> Required action:
Return every line from the records below in which the word "JSON" is found.

> Extracted information:
*** Block opens ***

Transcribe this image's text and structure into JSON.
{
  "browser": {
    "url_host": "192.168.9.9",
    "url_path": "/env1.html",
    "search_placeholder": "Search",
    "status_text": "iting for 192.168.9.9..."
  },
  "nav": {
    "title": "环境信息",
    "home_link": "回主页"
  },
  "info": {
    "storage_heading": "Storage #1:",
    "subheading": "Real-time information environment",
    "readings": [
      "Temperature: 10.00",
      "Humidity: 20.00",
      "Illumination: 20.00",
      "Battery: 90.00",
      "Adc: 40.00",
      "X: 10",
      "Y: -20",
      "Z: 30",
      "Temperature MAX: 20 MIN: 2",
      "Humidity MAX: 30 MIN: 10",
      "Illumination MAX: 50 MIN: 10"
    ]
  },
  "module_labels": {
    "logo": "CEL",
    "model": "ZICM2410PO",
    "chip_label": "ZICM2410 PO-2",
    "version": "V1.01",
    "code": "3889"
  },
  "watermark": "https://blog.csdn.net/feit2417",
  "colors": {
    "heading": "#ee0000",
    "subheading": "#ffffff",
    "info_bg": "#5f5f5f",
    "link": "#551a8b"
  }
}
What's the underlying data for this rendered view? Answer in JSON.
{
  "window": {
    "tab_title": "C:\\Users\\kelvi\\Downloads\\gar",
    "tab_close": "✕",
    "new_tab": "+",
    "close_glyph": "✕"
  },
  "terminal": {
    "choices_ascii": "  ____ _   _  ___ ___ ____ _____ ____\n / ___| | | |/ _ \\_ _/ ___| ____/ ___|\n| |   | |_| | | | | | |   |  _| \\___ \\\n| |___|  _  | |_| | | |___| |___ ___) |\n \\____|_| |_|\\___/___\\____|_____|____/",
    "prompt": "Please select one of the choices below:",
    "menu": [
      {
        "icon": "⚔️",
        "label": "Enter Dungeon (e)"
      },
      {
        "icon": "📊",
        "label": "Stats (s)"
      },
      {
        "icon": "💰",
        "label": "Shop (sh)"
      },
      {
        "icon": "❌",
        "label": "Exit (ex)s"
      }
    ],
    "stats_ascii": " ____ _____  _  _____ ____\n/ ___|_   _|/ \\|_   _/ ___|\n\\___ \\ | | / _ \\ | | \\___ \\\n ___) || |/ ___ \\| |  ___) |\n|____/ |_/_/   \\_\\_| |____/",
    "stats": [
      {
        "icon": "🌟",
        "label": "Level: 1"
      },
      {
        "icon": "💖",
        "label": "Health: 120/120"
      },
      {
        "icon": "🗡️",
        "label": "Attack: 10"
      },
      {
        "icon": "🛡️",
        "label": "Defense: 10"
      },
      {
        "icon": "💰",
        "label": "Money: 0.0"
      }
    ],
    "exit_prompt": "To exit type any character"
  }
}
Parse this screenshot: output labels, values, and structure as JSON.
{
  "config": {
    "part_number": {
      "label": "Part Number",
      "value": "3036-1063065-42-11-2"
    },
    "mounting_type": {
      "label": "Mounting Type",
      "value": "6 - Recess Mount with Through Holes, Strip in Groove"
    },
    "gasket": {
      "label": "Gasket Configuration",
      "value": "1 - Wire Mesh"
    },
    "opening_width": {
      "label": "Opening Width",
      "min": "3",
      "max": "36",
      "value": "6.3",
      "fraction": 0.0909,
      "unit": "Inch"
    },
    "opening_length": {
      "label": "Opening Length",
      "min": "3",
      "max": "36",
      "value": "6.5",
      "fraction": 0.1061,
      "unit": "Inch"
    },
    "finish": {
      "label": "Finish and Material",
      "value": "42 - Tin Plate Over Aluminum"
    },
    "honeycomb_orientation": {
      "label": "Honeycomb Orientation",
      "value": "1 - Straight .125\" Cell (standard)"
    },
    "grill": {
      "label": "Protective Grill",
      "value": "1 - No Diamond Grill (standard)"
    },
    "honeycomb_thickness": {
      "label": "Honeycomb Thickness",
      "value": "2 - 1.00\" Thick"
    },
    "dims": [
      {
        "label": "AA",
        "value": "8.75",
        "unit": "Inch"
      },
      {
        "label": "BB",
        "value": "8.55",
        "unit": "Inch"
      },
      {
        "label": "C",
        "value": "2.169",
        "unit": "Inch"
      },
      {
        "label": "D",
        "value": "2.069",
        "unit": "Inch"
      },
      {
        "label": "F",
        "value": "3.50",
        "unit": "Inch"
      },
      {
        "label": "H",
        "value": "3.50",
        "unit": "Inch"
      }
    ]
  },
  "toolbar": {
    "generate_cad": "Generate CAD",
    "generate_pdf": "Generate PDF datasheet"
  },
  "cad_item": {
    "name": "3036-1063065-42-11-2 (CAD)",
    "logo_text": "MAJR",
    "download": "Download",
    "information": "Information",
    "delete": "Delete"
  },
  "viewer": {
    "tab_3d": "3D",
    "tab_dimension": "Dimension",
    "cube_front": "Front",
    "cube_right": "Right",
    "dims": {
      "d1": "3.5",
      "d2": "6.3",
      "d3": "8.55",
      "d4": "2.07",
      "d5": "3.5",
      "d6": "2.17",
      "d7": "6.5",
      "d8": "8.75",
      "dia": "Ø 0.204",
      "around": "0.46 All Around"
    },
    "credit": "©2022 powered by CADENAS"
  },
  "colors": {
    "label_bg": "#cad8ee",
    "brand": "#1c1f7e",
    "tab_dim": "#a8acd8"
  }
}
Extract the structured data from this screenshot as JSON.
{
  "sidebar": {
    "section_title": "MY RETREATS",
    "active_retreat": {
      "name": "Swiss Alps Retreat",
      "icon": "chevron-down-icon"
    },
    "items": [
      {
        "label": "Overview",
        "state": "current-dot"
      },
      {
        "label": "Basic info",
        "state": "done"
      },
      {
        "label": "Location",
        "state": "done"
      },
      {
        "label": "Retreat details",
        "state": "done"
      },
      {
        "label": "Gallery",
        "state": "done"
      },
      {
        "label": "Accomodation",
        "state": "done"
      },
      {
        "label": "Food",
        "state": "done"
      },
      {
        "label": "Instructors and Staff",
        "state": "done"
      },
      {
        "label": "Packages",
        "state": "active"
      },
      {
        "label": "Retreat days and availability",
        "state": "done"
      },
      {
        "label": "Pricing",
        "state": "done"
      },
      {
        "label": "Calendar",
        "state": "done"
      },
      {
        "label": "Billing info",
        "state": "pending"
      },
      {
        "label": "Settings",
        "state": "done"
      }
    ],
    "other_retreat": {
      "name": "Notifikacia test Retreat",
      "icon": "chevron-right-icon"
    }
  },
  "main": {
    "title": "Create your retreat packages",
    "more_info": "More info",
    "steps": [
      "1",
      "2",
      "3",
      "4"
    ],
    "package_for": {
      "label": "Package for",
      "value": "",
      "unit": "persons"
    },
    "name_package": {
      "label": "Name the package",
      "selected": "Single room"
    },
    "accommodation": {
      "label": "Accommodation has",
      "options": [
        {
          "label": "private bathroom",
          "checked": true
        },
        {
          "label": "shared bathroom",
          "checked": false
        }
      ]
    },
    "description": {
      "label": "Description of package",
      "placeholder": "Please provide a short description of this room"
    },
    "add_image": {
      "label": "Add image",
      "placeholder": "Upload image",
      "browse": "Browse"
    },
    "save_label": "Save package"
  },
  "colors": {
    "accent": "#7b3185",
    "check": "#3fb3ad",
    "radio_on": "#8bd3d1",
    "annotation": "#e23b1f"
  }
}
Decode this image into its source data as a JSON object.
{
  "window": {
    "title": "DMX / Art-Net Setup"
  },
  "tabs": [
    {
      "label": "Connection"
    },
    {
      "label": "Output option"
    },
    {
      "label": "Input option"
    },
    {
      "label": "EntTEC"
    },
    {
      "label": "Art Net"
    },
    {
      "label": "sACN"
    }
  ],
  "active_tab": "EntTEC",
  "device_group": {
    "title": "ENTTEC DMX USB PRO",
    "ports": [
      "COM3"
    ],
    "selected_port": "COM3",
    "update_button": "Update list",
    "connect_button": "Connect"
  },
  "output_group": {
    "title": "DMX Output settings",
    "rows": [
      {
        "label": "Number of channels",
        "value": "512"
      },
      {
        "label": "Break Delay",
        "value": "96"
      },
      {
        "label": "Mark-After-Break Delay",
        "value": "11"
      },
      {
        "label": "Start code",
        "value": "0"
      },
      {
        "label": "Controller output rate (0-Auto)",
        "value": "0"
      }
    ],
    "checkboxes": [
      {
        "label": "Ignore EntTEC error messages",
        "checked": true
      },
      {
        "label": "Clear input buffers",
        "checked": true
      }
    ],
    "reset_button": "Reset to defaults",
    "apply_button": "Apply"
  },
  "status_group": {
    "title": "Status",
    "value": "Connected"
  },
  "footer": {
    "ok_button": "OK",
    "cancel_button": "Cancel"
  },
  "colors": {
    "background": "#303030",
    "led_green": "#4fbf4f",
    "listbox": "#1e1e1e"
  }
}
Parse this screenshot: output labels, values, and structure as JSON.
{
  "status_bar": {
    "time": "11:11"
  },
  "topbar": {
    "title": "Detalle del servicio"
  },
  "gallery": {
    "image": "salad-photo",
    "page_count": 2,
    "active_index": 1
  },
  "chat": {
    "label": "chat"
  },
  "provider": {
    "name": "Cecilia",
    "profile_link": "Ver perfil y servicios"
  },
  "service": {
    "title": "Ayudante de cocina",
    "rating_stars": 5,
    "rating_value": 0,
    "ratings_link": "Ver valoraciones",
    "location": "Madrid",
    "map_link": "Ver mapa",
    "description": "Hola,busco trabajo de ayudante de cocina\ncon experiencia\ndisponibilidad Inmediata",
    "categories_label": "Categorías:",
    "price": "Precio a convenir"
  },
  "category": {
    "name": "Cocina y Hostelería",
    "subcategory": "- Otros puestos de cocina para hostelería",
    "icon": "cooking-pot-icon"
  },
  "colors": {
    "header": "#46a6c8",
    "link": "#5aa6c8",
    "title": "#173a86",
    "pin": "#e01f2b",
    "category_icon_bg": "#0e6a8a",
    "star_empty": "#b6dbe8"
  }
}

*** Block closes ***

> Response below:
Transcribe this image's text and structure into JSON.
What's the underlying data for this rendered view? Answer in JSON.
Parse this screenshot: output labels, values, and structure as JSON.
Extract the structured data from this screenshot as JSON.
Decode this image into its source data as a JSON object.
Parse this screenshot: output labels, values, and structure as JSON.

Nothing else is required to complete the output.